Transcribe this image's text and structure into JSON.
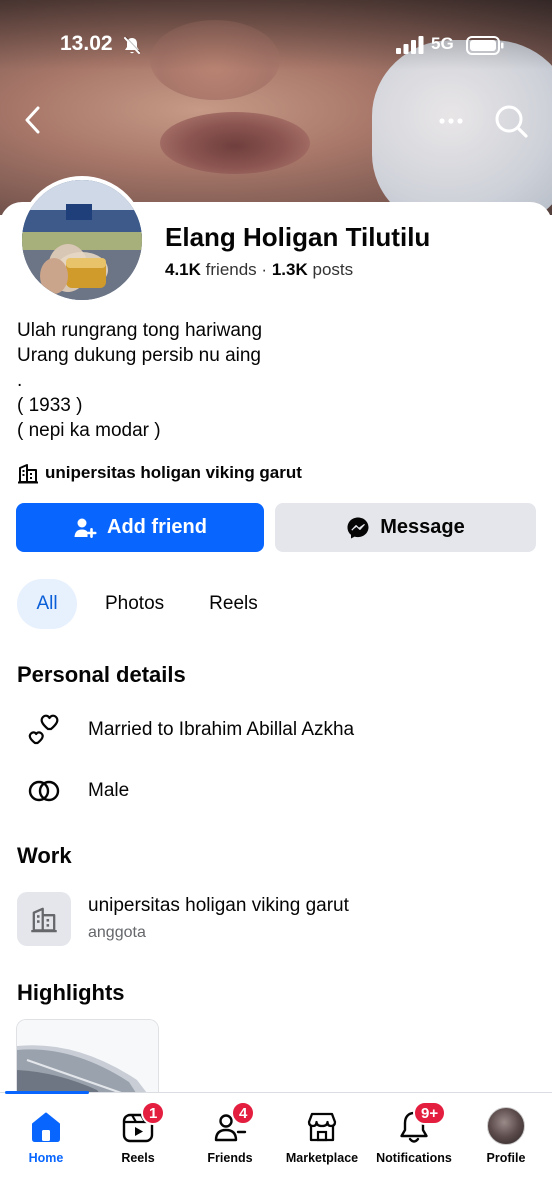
{
  "status_bar": {
    "time": "13.02",
    "network": "5G"
  },
  "profile": {
    "name": "Elang Holigan Tilutilu",
    "friends_count": "4.1K",
    "friends_label": "friends",
    "separator": "·",
    "posts_count": "1.3K",
    "posts_label": "posts",
    "bio": "Ulah rungrang tong hariwang\nUrang dukung persib nu aing\n.\n( 1933 )\n( nepi ka modar )",
    "workplace": "unipersitas holigan viking garut"
  },
  "actions": {
    "add_friend": "Add friend",
    "message": "Message"
  },
  "tabs": [
    {
      "label": "All"
    },
    {
      "label": "Photos"
    },
    {
      "label": "Reels"
    }
  ],
  "personal_details": {
    "title": "Personal details",
    "relationship": "Married to Ibrahim Abillal Azkha",
    "gender": "Male"
  },
  "work": {
    "title": "Work",
    "organization": "unipersitas holigan viking garut",
    "role": "anggota"
  },
  "highlights": {
    "title": "Highlights"
  },
  "bottom_nav": [
    {
      "label": "Home",
      "icon": "home-icon",
      "active": true
    },
    {
      "label": "Reels",
      "icon": "reels-icon",
      "badge": "1"
    },
    {
      "label": "Friends",
      "icon": "friends-icon",
      "badge": "4"
    },
    {
      "label": "Marketplace",
      "icon": "marketplace-icon"
    },
    {
      "label": "Notifications",
      "icon": "bell-icon",
      "badge": "9+"
    },
    {
      "label": "Profile",
      "icon": "profile-avatar"
    }
  ],
  "colors": {
    "accent": "#0866ff",
    "badge": "#e41e3f",
    "secondary_button": "#e4e6eb",
    "tab_active_bg": "#e7f0fd"
  }
}
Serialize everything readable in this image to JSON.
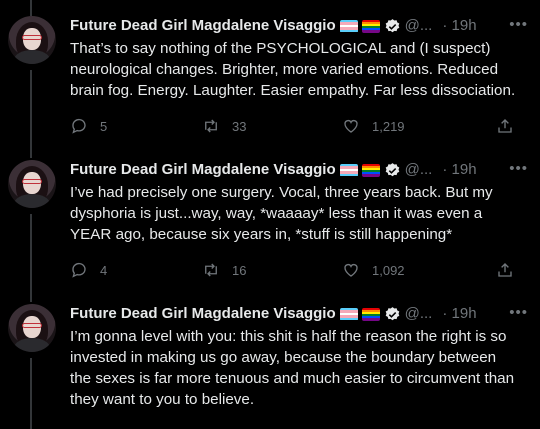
{
  "tweets": [
    {
      "name": "Future Dead Girl Magdalene Visaggio",
      "handle": "@...",
      "time": "· 19h",
      "lines": [
        "That’s to say nothing of the PSYCHOLOGICAL and (I suspect)",
        "neurological changes. Brighter, more varied emotions. Reduced",
        "brain fog. Energy. Laughter. Easier empathy. Far less dissociation."
      ],
      "replies": "5",
      "retweets": "33",
      "likes": "1,219"
    },
    {
      "name": "Future Dead Girl Magdalene Visaggio",
      "handle": "@...",
      "time": "· 19h",
      "lines": [
        "I’ve had precisely one surgery. Vocal, three years back. But my",
        "dysphoria is just...way, way, *waaaay* less than it was even a",
        "YEAR ago, because six years in, *stuff is still happening*"
      ],
      "replies": "4",
      "retweets": "16",
      "likes": "1,092"
    },
    {
      "name": "Future Dead Girl Magdalene Visaggio",
      "handle": "@...",
      "time": "· 19h",
      "lines": [
        "I’m gonna level with you: this shit is half the reason the right is so",
        "invested in making us go away, because the boundary between",
        "the sexes is far more tenuous and much easier to circumvent than",
        "they want to you to believe."
      ]
    }
  ],
  "colors": {
    "background": "#000000",
    "text": "#e7e9ea",
    "muted": "#71767b",
    "thread_line": "#333639"
  },
  "icons": {
    "verified": "verified-badge-icon",
    "trans_flag": "trans-flag-emoji",
    "rainbow_flag": "rainbow-flag-emoji",
    "more": "more-horizontal-icon",
    "reply": "reply-icon",
    "retweet": "retweet-icon",
    "like": "heart-icon",
    "share": "share-icon"
  }
}
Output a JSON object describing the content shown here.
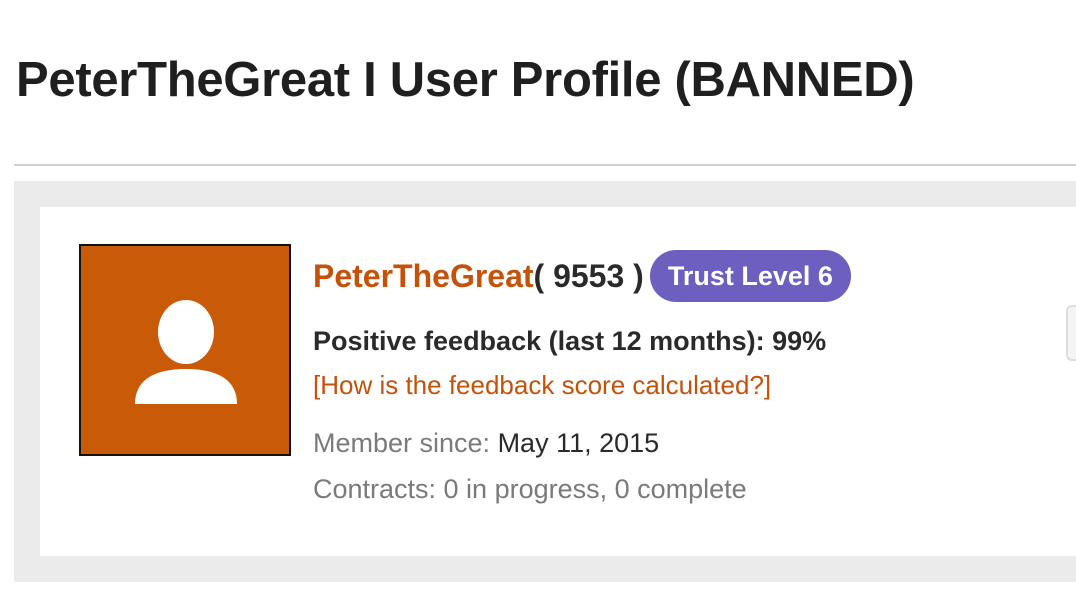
{
  "header": {
    "title": "PeterTheGreat I User Profile (BANNED)"
  },
  "profile": {
    "avatar_icon": "user-silhouette-icon",
    "avatar_color": "#c95a08",
    "username": "PeterTheGreat",
    "score_open": "( 9553 )",
    "trust_badge": "Trust Level 6",
    "trust_badge_color": "#6c5fbf",
    "feedback": "Positive feedback (last 12 months): 99%",
    "feedback_help_link": "[How is the feedback score calculated?]",
    "member_since_label": "Member since: ",
    "member_since_value": "May 11, 2015",
    "contracts": "Contracts: 0 in progress, 0 complete"
  },
  "colors": {
    "link": "#c4520a"
  }
}
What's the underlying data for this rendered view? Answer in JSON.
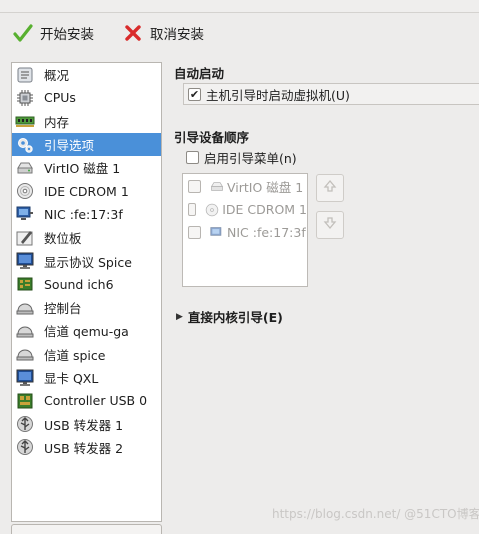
{
  "toolbar": {
    "start_label": "开始安装",
    "cancel_label": "取消安装"
  },
  "sidebar": {
    "items": [
      {
        "label": "概况",
        "icon": "overview-icon"
      },
      {
        "label": "CPUs",
        "icon": "cpu-icon"
      },
      {
        "label": "内存",
        "icon": "memory-icon"
      },
      {
        "label": "引导选项",
        "icon": "boot-options-icon",
        "selected": true
      },
      {
        "label": "VirtIO 磁盘 1",
        "icon": "disk-icon"
      },
      {
        "label": "IDE CDROM 1",
        "icon": "cdrom-icon"
      },
      {
        "label": "NIC :fe:17:3f",
        "icon": "nic-icon"
      },
      {
        "label": "数位板",
        "icon": "tablet-icon"
      },
      {
        "label": "显示协议 Spice",
        "icon": "display-icon"
      },
      {
        "label": "Sound ich6",
        "icon": "sound-icon"
      },
      {
        "label": "控制台",
        "icon": "console-icon"
      },
      {
        "label": "信道 qemu-ga",
        "icon": "channel-icon"
      },
      {
        "label": "信道 spice",
        "icon": "channel-icon"
      },
      {
        "label": "显卡 QXL",
        "icon": "video-card-icon"
      },
      {
        "label": "Controller USB 0",
        "icon": "usb-controller-icon"
      },
      {
        "label": "USB 转发器 1",
        "icon": "usb-redirector-icon"
      },
      {
        "label": "USB 转发器 2",
        "icon": "usb-redirector-icon"
      }
    ]
  },
  "autostart": {
    "title": "自动启动",
    "checkbox_label": "主机引导时启动虚拟机(U)",
    "checked": true
  },
  "boot_order": {
    "title": "引导设备顺序",
    "menu_checkbox_label": "启用引导菜单(n)",
    "menu_checked": false,
    "devices": [
      {
        "label": "VirtIO 磁盘 1",
        "icon": "disk-icon",
        "checked": false
      },
      {
        "label": "IDE CDROM 1",
        "icon": "cdrom-icon",
        "checked": false
      },
      {
        "label": "NIC :fe:17:3f",
        "icon": "nic-icon",
        "checked": false
      }
    ]
  },
  "direct_kernel": {
    "label": "直接内核引导(E)"
  },
  "watermark": "https://blog.csdn.net/ @51CTO博客",
  "colors": {
    "selection": "#4a90d9",
    "background": "#edeceb",
    "cancel_red": "#d92b2b",
    "start_green": "#58b030"
  }
}
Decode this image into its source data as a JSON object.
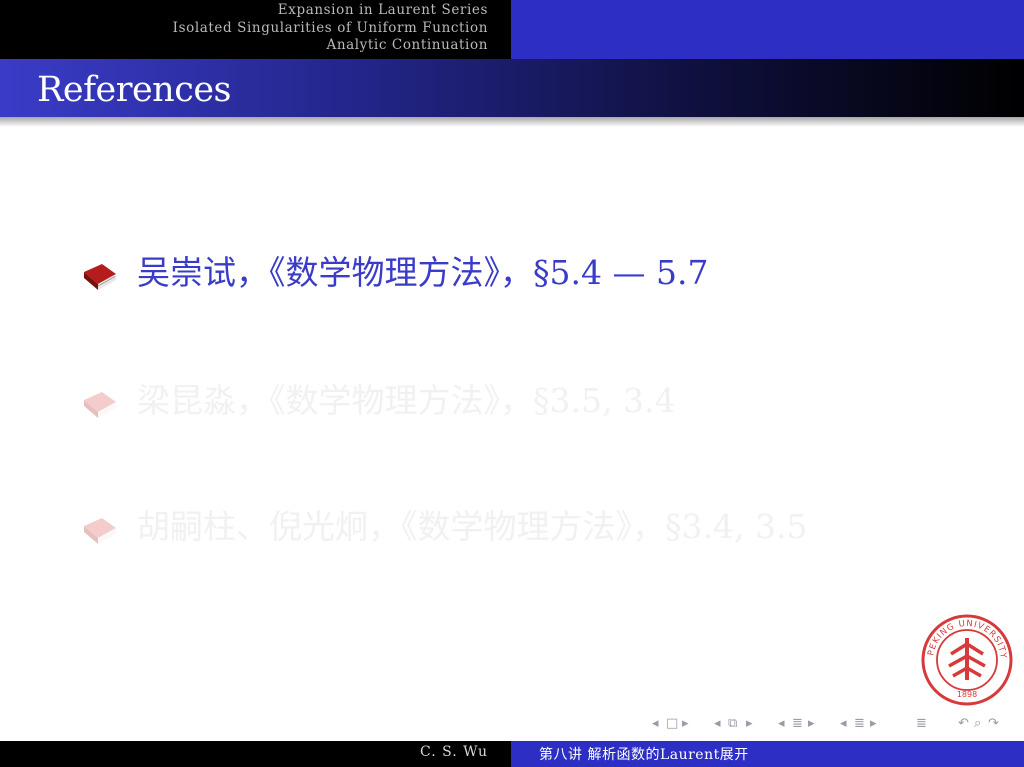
{
  "header": {
    "sections": [
      "Expansion in Laurent Series",
      "Isolated Singularities of Uniform Function",
      "Analytic Continuation"
    ]
  },
  "frame": {
    "title": "References"
  },
  "references": [
    {
      "text": "吴崇试，《数学物理方法》，§5.4 — 5.7",
      "state": "active",
      "icon": "book-icon"
    },
    {
      "text": "梁昆淼，《数学物理方法》，§3.5, 3.4",
      "state": "dimmed",
      "icon": "book-icon"
    },
    {
      "text": "胡嗣柱、倪光炯，《数学物理方法》，§3.4, 3.5",
      "state": "dimmed",
      "icon": "book-icon"
    }
  ],
  "seal": {
    "text": "PEKING UNIVERSITY",
    "year": "1898"
  },
  "footer": {
    "author": "C. S. Wu",
    "course": "第八讲  解析函数的Laurent展开"
  },
  "colors": {
    "accent_blue": "#2d2fc4",
    "title_text": "#ffffff",
    "active_ref": "#3a3cc8",
    "seal_red": "#d63a3a"
  }
}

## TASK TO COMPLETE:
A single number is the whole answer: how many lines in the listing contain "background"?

## SOLUTION FOR THIS PROBLEM:
2